Get help with Sleep from Health Assured
If you need to the EAP services to discuss any wellbeing concerns you may have, Health Assured’s confidential helpline is available 24/7, 365 days a year – call 0800 030 5182
Alternatively, if you have access to the My Healthy Advantage app, you can view a variety of wellbeing resources to improve your mental and physical health—sleep included. Click here for more information on downloading the App.
Improving Sleep 4 week plan – https://healthassuredeap.co.uk/four-week-programmes/
Sleep Fact Sheet and further info: https://healthassuredeap.co.uk/sleep-2/
Sleep Webinar: https://dai.ly/k2omFEA5wWRnY8wg0Sw
International Day of Happiness - 20th March
March 20th is International Day of Happiness. With our world facing unprecedented challenges and threats, our wellbeing matters more than ever.
As we continue to respond to the Covid pandemic, this year’s theme is to Build Back Happier and to make people’s overall wellbeing our top priority.
In order to achieve this, there are three ways in which you can celebrate the International Day of Happiness.
Do something for your own happiness – make time to do something you really enjoy, get moving outside, learn something new or write down three things you’re grateful for.
Do something for someone else – donate to a food bank or charity, text or call someone to tell them what you appreciate about them, volunteer in your local community.
Share the International Day of Happiness with others and help more people get involved in the day and thinking about ways to promote happiness and mental health.
Everyone’s path to happiness is different.

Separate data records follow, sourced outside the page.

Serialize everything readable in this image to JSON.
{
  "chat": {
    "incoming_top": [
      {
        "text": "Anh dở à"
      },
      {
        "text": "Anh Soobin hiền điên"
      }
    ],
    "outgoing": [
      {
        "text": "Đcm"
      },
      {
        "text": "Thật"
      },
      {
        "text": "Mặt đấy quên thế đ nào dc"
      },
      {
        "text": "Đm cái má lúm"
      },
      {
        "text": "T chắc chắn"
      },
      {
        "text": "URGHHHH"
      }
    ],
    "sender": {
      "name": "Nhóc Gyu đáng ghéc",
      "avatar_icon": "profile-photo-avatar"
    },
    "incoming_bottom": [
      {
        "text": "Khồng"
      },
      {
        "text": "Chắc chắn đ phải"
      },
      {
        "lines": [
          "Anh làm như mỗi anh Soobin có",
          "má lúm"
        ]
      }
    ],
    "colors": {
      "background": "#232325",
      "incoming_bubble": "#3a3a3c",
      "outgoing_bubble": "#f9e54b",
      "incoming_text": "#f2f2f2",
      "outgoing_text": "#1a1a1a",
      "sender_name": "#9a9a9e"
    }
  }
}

Based on the latest research, Action for Happiness have identified 10 Keys that tend to make life happier and more fulfilling.
· Giving – Do kind things for others
· Relating – Connect with people
· Exercising – Take care of your body
· Awareness – Live life mindfully
· Trying out – Keep learning new things
· Direction – Have goals to look forward to
· Resilience – Find ways to bounce back
· Emotions – Look for what’s good
· Acceptance – Be comfortable with who you are
· Meaning – Be part of something bigger
Action for Happiness have a monthly kindness calendar, which provides ideas for small actions to help us be kinder to ourselves and others.